Why did Johnson & Johnson start making shaving cream in 1907?
, Chief Historian: In the early 20th century, most men used cake soap and a shaving brush to lather up their faces. This was a messy way to deal with a daily skincare chore, plus it was unhygienic because the damp cakes of soap harbored germs.
Since its founding, Johnson & Johnson has been dedicated to devising solutions for unmet healthcare needs, as well as creating products that can make people’s lives easier and safer. So Johnson’s® Shaving Cream Soap was a no-brainer for the company.
The new shaving cream was packaged in sealed, capped, collapsible tubes, so it was more sanitary than cake soap, and more portable. And it generated a nice, thick lather that made shaving more comfortable.
Despite the fact that the soap was introduced in the middle of an economic depression, known as the Panic of 1907, and consumers were keeping a close eye on their spending, the company successfully convinced men to purchase the product by giving out free samples at pharmacies and through ads billing it as a "shaving delight" from a "product of science."

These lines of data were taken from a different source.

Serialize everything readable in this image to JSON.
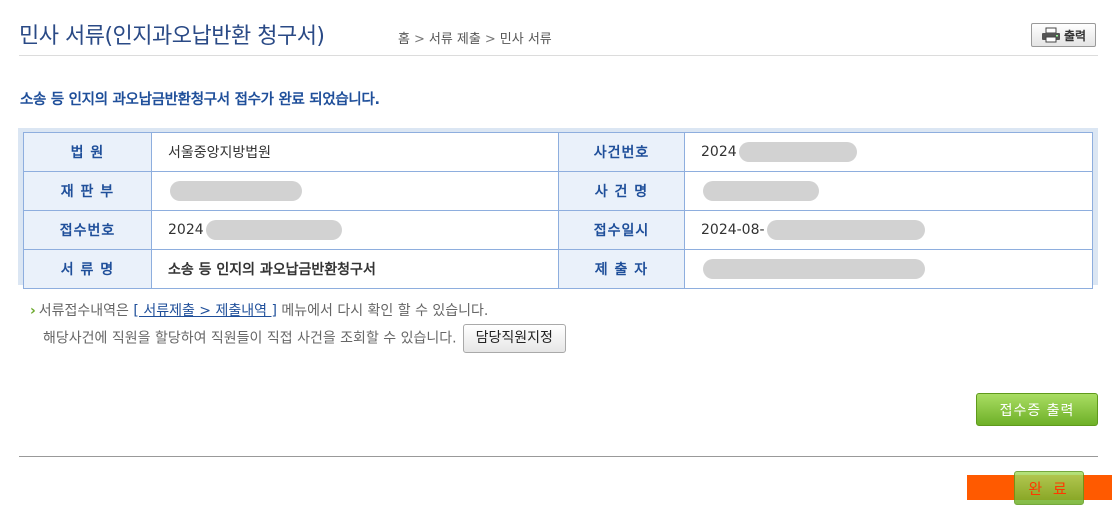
{
  "header": {
    "title": "민사 서류(인지과오납반환 청구서)",
    "breadcrumb": [
      "홈",
      "서류 제출",
      "민사 서류"
    ],
    "breadcrumb_separator": ">",
    "print_label": "출력"
  },
  "message": "소송 등 인지의 과오납금반환청구서 접수가 완료 되었습니다.",
  "info": {
    "court_label": "법 원",
    "court_value": "서울중앙지방법원",
    "case_no_label": "사건번호",
    "case_no_value": "2024",
    "division_label": "재 판 부",
    "division_value": "",
    "case_name_label": "사 건 명",
    "case_name_value": "",
    "receipt_no_label": "접수번호",
    "receipt_no_value": "2024",
    "receipt_date_label": "접수일시",
    "receipt_date_value": "2024-08-",
    "doc_name_label": "서 류 명",
    "doc_name_value": "소송 등 인지의 과오납금반환청구서",
    "submitter_label": "제 출 자",
    "submitter_value": ""
  },
  "note": {
    "line1_pre": "서류접수내역은",
    "line1_link": "[ 서류제출 > 제출내역 ]",
    "line1_post": "메뉴에서 다시 확인 할 수 있습니다.",
    "line2": "해당사건에 직원을 할당하여 직원들이 직접 사건을 조회할 수 있습니다.",
    "assign_button": "담당직원지정"
  },
  "buttons": {
    "receipt_print": "접수증 출력",
    "complete": "완 료"
  },
  "colors": {
    "title": "#2a4a86",
    "accent_green": "#6eb027",
    "highlight_orange": "#ff5a00"
  }
}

One group that didn’t need convincing to try it: soldiers fighting in World War I.
Muddy trench warfare wasn’t conducive to the old way of shaving, especially with a lack of access to clean water. Johnson & Johnson employees serving overseas were enthusiastic ambassadors for the product and helped spread the word by asking stateside co-workers to send Johnson’s® Shaving Cream Soap in care packages.